He asked what her heritage was.  This “was the question she would have asked him if such a question weren’t now a minefield.  Leila welcomed the question when it came from another brown person but would not have assumed other brown people felt the same way.” (more…)

Read Full Post »

aug2013SOUNDTRACK: JIM GUTHRIE-Tiny Desk Concert #294 (August 10, 2013).

jimgI was unfamiliar with Guthrie before this set and I almost didn’t play it because of his mustache–he just looks so country to me.  But then I read that he and his band drove 9 hours from Ontario just to do the show (which is 11 minutes long, so that’s pretty crazy).  But the set is really good.

The three songs come from Guthrie’s new album Takes Time (his first solo album in ten years).  And I was hooked…not right from the start, but 15 seconds into “The Difference a Day makes” when the guitar plays the chorus riff.  There is something so… Canadian about the melody line.  It reminds me of Neil Young, Sloan, Rheostatics, even Kathleen Edwards, all of these great Canadian songwriters who play with slightly different melodies.  The fact that he sings “doubt” and “out” with an Ontario accent solidifies it.  It’s one of my favorite mellow songs of the year.  “Before & After” sounds a bit like  Barenaked Ladies mellow song, like something  written by Kevin Hearn.  I tend to not like the Hearn songs, but I thin kit’s that I don’t like Hearn’s voice, because I like this song quite a lot.

Guthrie has a delicate but strong voice–I can’t imagine him screaming, but he conveys a lot.  Especially in the final song, the more mellow (and minor key) “Like a Lake.”  I’ve heard Tiny Desk shows that go on for five or six songs.  I wish that Bob and Robin had let them play for ten more minutes. Now I’m off to find his records.  Check it out.

[READ: September 10, 2013] 3 book reviews

Tom Bissell reviewed three new books in the August 2013 issue of Harper’s.  I like Bissell in general and since I’ll probably wind up writing about these when they get collected anyway, why not jump the gun here.  Especially when there’s three good-sounding books like these.
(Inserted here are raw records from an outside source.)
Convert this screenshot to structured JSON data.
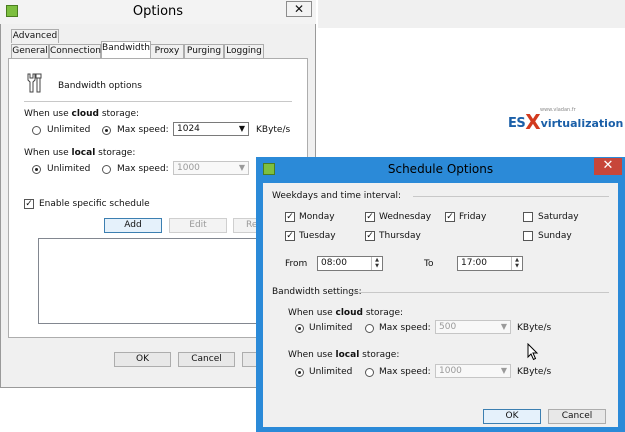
{
  "options_window": {
    "title": "Options",
    "close_glyph": "✕",
    "tabs_row1": [
      "Advanced"
    ],
    "tabs_row2": [
      "General",
      "Connection",
      "Bandwidth",
      "Proxy",
      "Purging",
      "Logging"
    ],
    "active_tab": "Bandwidth",
    "section_title": "Bandwidth options",
    "section_icon": "wrench-icon",
    "cloud": {
      "prefix": "When use",
      "bold": "cloud",
      "suffix": "storage:",
      "unlimited_label": "Unlimited",
      "maxspeed_label": "Max speed:",
      "selected": "maxspeed",
      "speed_value": "1024",
      "unit": "KByte/s"
    },
    "local": {
      "prefix": "When use",
      "bold": "local",
      "suffix": "storage:",
      "unlimited_label": "Unlimited",
      "maxspeed_label": "Max speed:",
      "selected": "unlimited",
      "speed_value": "1000"
    },
    "enable_schedule_label": "Enable specific schedule",
    "enable_schedule_checked": true,
    "buttons": {
      "add": "Add",
      "edit": "Edit",
      "remove": "Re"
    },
    "ok": "OK",
    "cancel": "Cancel"
  },
  "logo": {
    "es": "ES",
    "x": "X",
    "rest": "virtualization",
    "small": "www.vladan.fr"
  },
  "schedule_window": {
    "title": "Schedule Options",
    "close_glyph": "✕",
    "weekdays_group": "Weekdays and time interval:",
    "days": [
      {
        "label": "Monday",
        "checked": true
      },
      {
        "label": "Wednesday",
        "checked": true
      },
      {
        "label": "Friday",
        "checked": true
      },
      {
        "label": "Saturday",
        "checked": false
      },
      {
        "label": "Tuesday",
        "checked": true
      },
      {
        "label": "Thursday",
        "checked": true
      },
      {
        "label": "Sunday",
        "checked": false
      }
    ],
    "from_label": "From",
    "from_value": "08:00",
    "to_label": "To",
    "to_value": "17:00",
    "bandwidth_group": "Bandwidth settings:",
    "cloud": {
      "prefix": "When use",
      "bold": "cloud",
      "suffix": "storage:",
      "unlimited_label": "Unlimited",
      "maxspeed_label": "Max speed:",
      "selected": "unlimited",
      "speed_value": "500",
      "unit": "KByte/s"
    },
    "local": {
      "prefix": "When use",
      "bold": "local",
      "suffix": "storage:",
      "unlimited_label": "Unlimited",
      "maxspeed_label": "Max speed:",
      "selected": "unlimited",
      "speed_value": "1000",
      "unit": "KByte/s"
    },
    "ok": "OK",
    "cancel": "Cancel"
  },
  "colors": {
    "title_bar_active": "#2b8ad8",
    "close_button": "#c7463a",
    "app_icon": "#7dbf3f"
  }
}
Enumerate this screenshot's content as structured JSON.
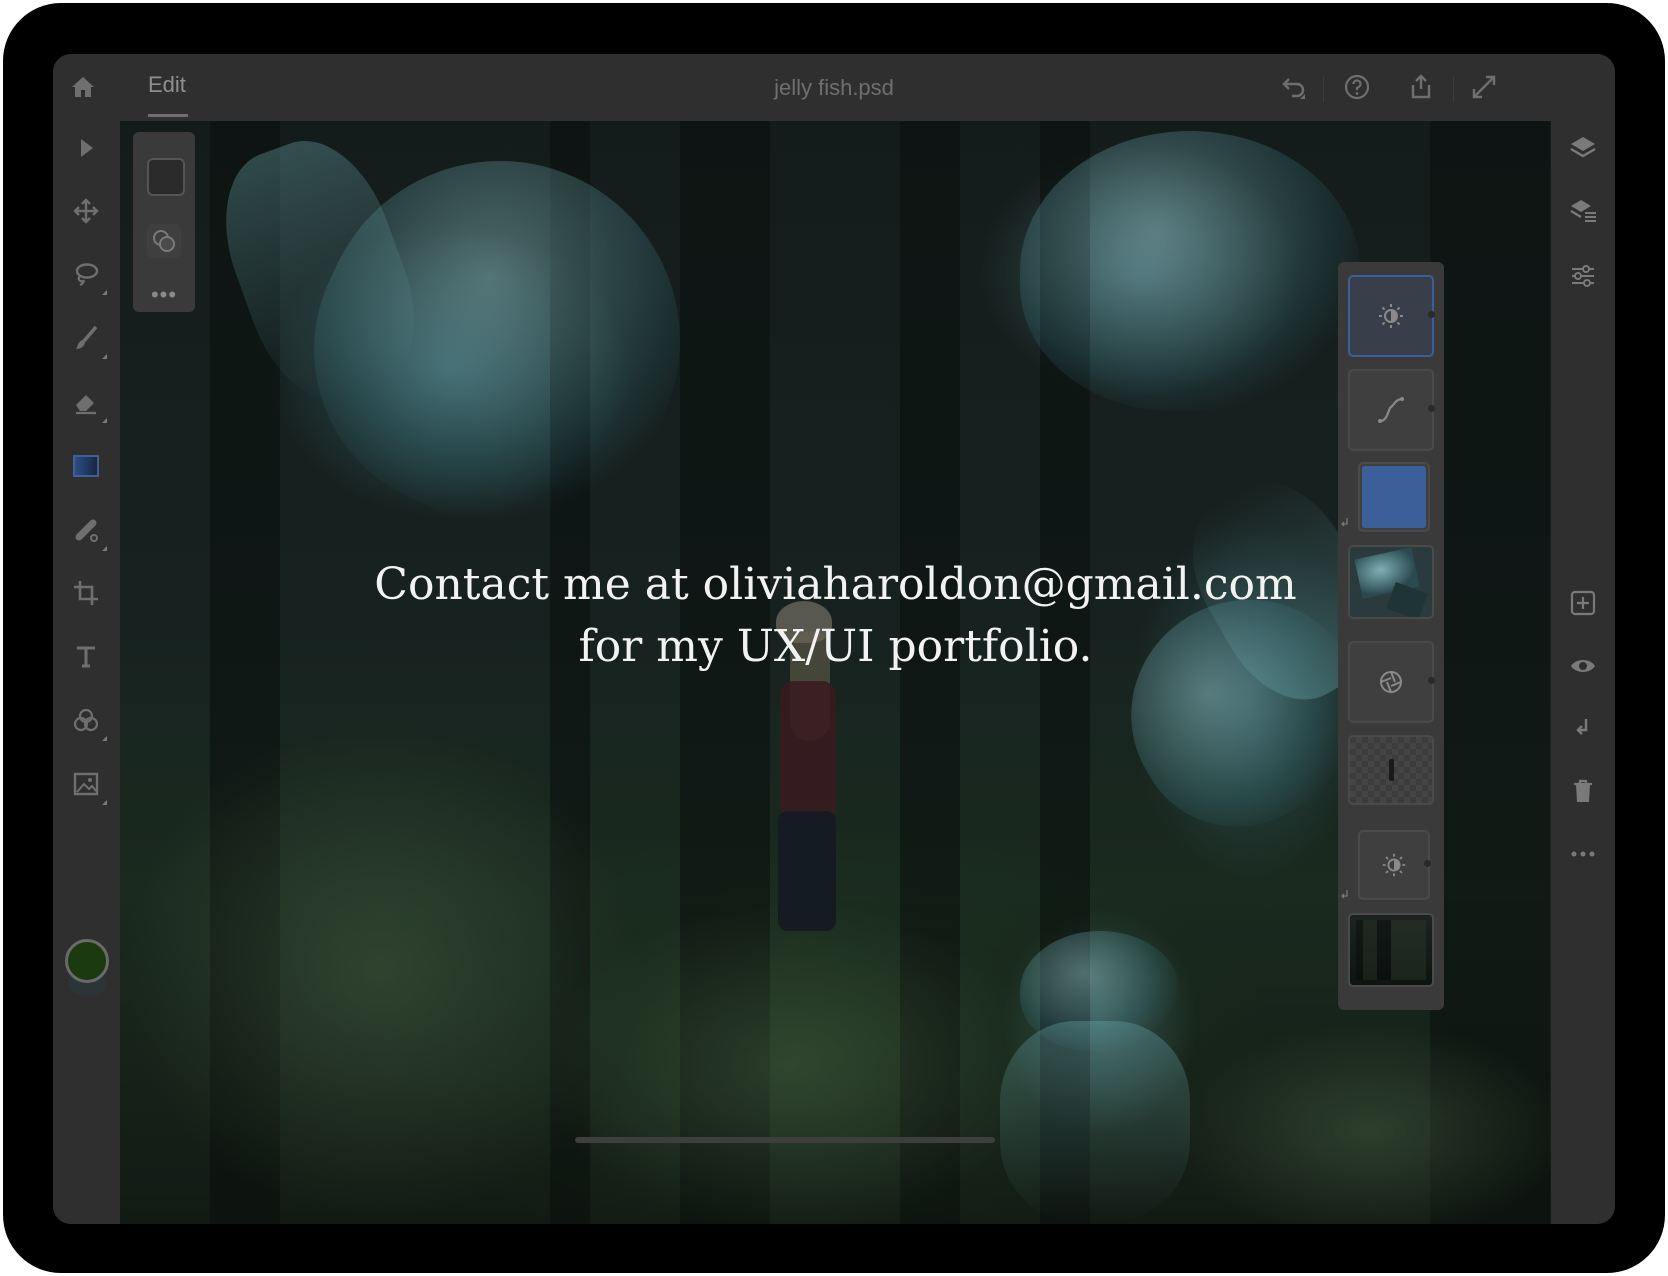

sagamoreThe first is Peter Orner’s Last Car Over the Sagamore Bridge.  I know Orner from McSweeney’s mostly, where I’ve read a few of his things  But one of the stories that Bissell mentions from this short story collection sounds familiar and yet it doesn’t seem to be something I’ve read.  Hmmm.  Well anyhow, he says that Orner’s previous book (with a title that Bissell assumes he had to fight to keep–The Second Coming of Mavala Shikongo) was a great piece of fiction about Africa, and that his previous collection Esther Stories was also very solid.

This book is a little stranger—bundled into 4 sections, it includes more than fifty “stories” and is all of 200 pages.  (Sounds like just the kind of thing I can get into).  Bissell suggests that the stories have a layer of remove, like someone telling a story about someone telling a story.  Or, if they were about a bank robbery, the story would actually be about someone describing having once met the guy who sold the robbers their ski masks.  But the real selling point for me was this pithy description of the collection: imagine Brief Interviews with Hideous Men written by Alice Munro.   That sounds hard to pass up. (more…)

Read Full Post »